Input data ▸
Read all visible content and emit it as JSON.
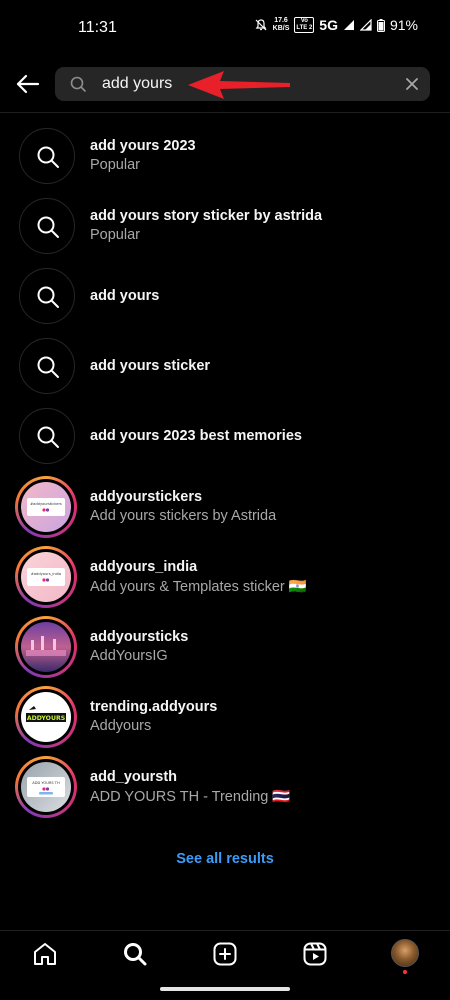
{
  "status_bar": {
    "time": "11:31",
    "speed_value": "17.6",
    "speed_unit": "KB/S",
    "volte_line1": "Vo",
    "volte_line2": "LTE 2",
    "network": "5G",
    "battery": "91%"
  },
  "search": {
    "query": "add yours",
    "back_icon": "arrow-left-icon",
    "clear_icon": "close-icon"
  },
  "results": [
    {
      "type": "keyword",
      "title": "add yours 2023",
      "subtitle": "Popular"
    },
    {
      "type": "keyword",
      "title": "add yours story sticker by astrida",
      "subtitle": "Popular"
    },
    {
      "type": "keyword",
      "title": "add yours",
      "subtitle": ""
    },
    {
      "type": "keyword",
      "title": "add yours sticker",
      "subtitle": ""
    },
    {
      "type": "keyword",
      "title": "add yours 2023 best memories",
      "subtitle": ""
    },
    {
      "type": "account",
      "title": "addyourstickers",
      "subtitle": "Add yours stickers by Astrida"
    },
    {
      "type": "account",
      "title": "addyours_india",
      "subtitle": "Add yours & Templates sticker 🇮🇳"
    },
    {
      "type": "account",
      "title": "addyoursticks",
      "subtitle": "AddYoursIG"
    },
    {
      "type": "account",
      "title": "trending.addyours",
      "subtitle": "Addyours"
    },
    {
      "type": "account",
      "title": "add_yoursth",
      "subtitle": "ADD YOURS TH - Trending 🇹🇭"
    }
  ],
  "avatar_texts": {
    "addyourstickers": "#addyourstickers",
    "addyours_india": "#addyours_india",
    "trending": "ADDYOURS",
    "add_yoursth": "ADD YOURS TH"
  },
  "see_all": "See all results",
  "bottom_nav": [
    "home-icon",
    "search-icon",
    "create-icon",
    "reels-icon",
    "profile-avatar"
  ],
  "colors": {
    "link": "#3b9cf7",
    "annotation_arrow": "#e8202a"
  }
}
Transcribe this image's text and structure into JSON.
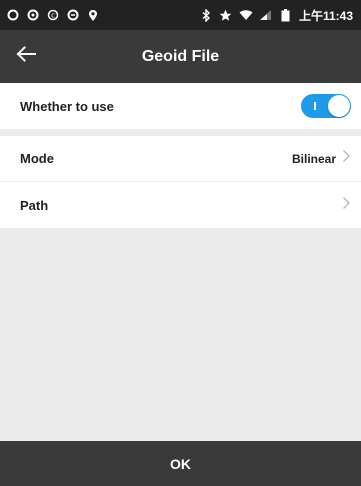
{
  "status_bar": {
    "icons_left": [
      "notification-icon-1",
      "notification-icon-2",
      "notification-icon-3",
      "notification-icon-4",
      "location-pin-icon"
    ],
    "icons_right": [
      "bluetooth-icon",
      "star-icon",
      "wifi-icon",
      "signal-icon",
      "battery-icon"
    ],
    "time": "上午11:43"
  },
  "app_bar": {
    "title": "Geoid File",
    "back_icon": "arrow-left-icon"
  },
  "settings": {
    "whether_to_use": {
      "label": "Whether to use",
      "enabled": true
    },
    "mode": {
      "label": "Mode",
      "value": "Bilinear"
    },
    "path": {
      "label": "Path",
      "value": ""
    }
  },
  "footer": {
    "ok_label": "OK"
  },
  "colors": {
    "toolbar": "#3a3a3a",
    "status_bar": "#222222",
    "toggle_on": "#1e9be8",
    "background": "#ececec"
  }
}
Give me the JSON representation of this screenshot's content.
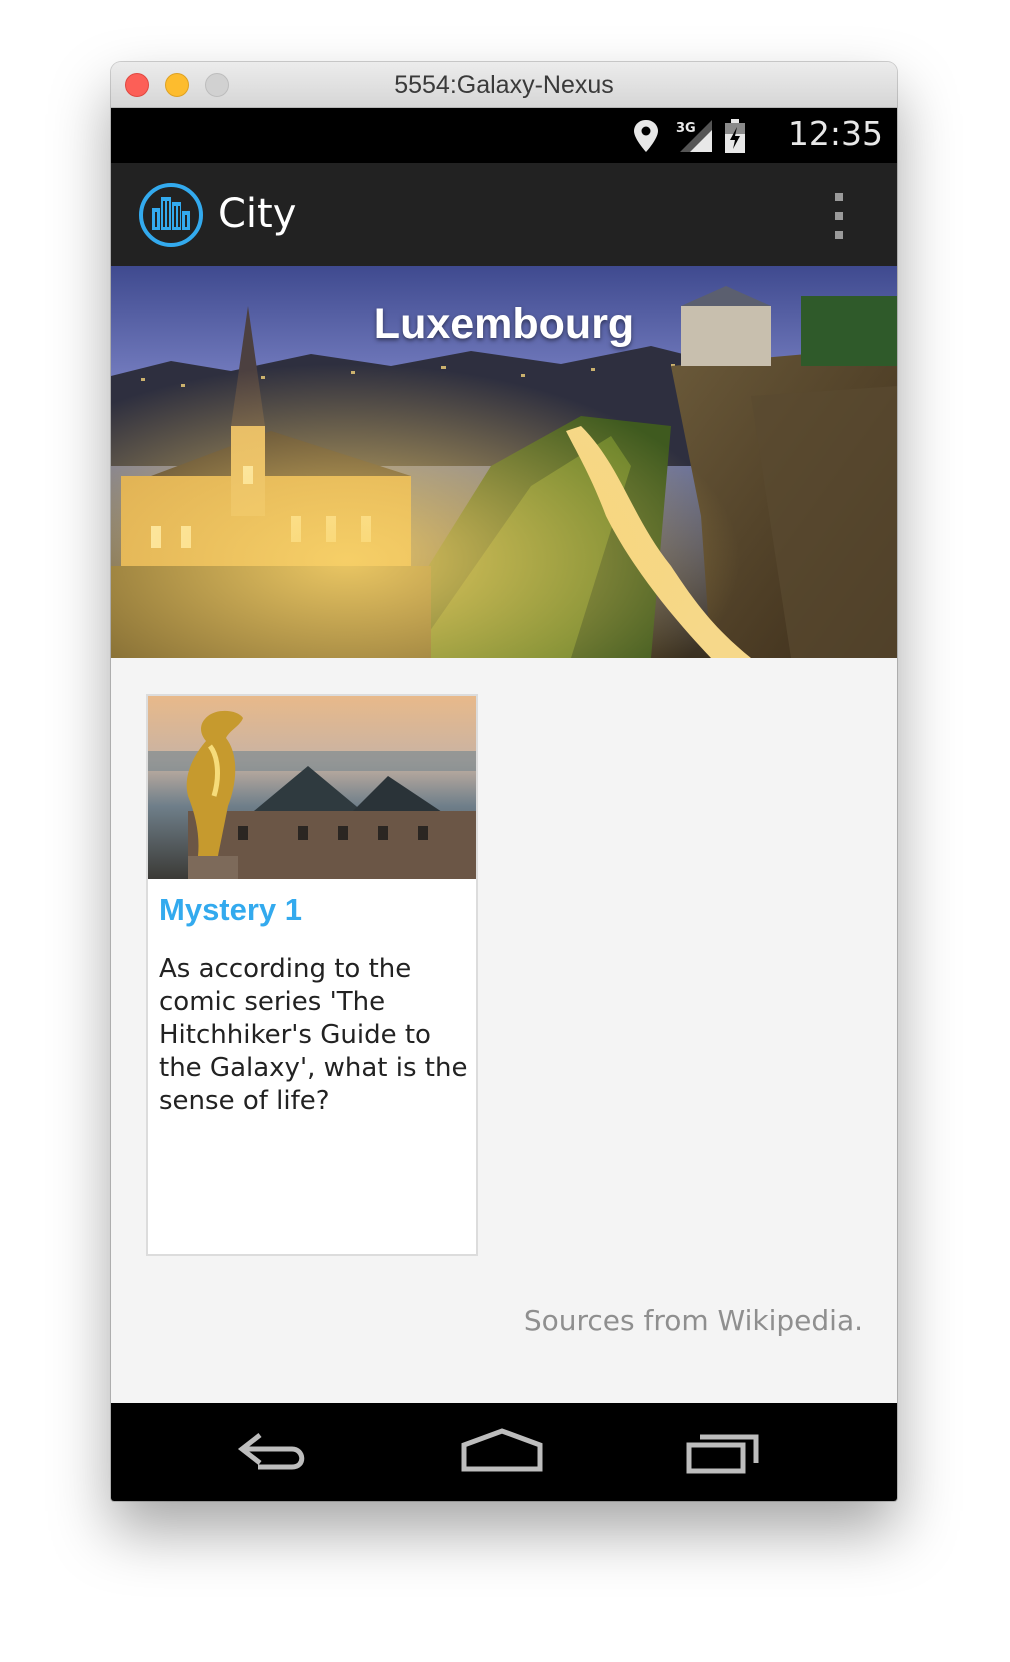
{
  "window": {
    "title": "5554:Galaxy-Nexus"
  },
  "statusbar": {
    "time": "12:35",
    "network_label": "3G",
    "icons": [
      "location-pin-icon",
      "signal-3g-icon",
      "battery-icon"
    ]
  },
  "actionbar": {
    "title": "City",
    "logo_icon": "city-buildings-icon",
    "menu_icon": "overflow-menu-icon"
  },
  "hero": {
    "title": "Luxembourg"
  },
  "cards": [
    {
      "title": "Mystery 1",
      "text": "As according to the comic series 'The Hitchhiker's Guide to the Galaxy', what is the sense of life?"
    }
  ],
  "footer": {
    "sources": "Sources from Wikipedia."
  },
  "navbar": {
    "buttons": [
      "back-icon",
      "home-icon",
      "recent-apps-icon"
    ]
  },
  "colors": {
    "accent": "#33aaee",
    "actionbar": "#222222",
    "background": "#f4f4f4"
  }
}
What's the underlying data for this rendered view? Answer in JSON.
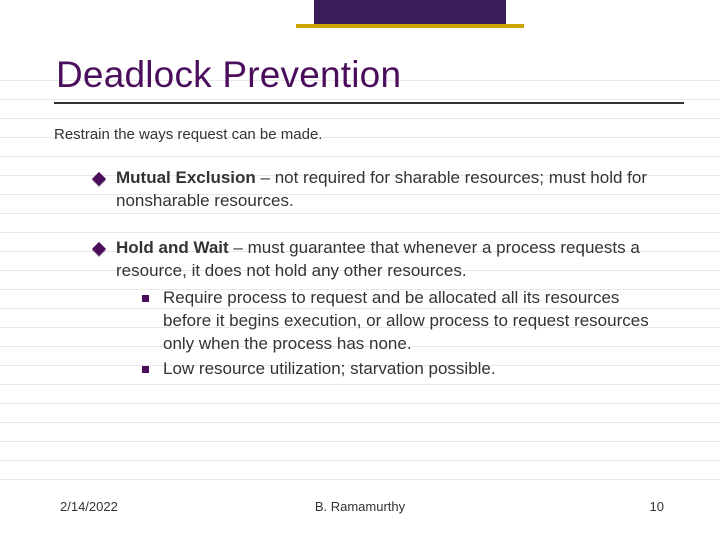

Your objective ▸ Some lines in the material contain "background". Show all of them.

Answer to the problem ▸
    "background": "#ececec"
    "background": "#f4f4f4"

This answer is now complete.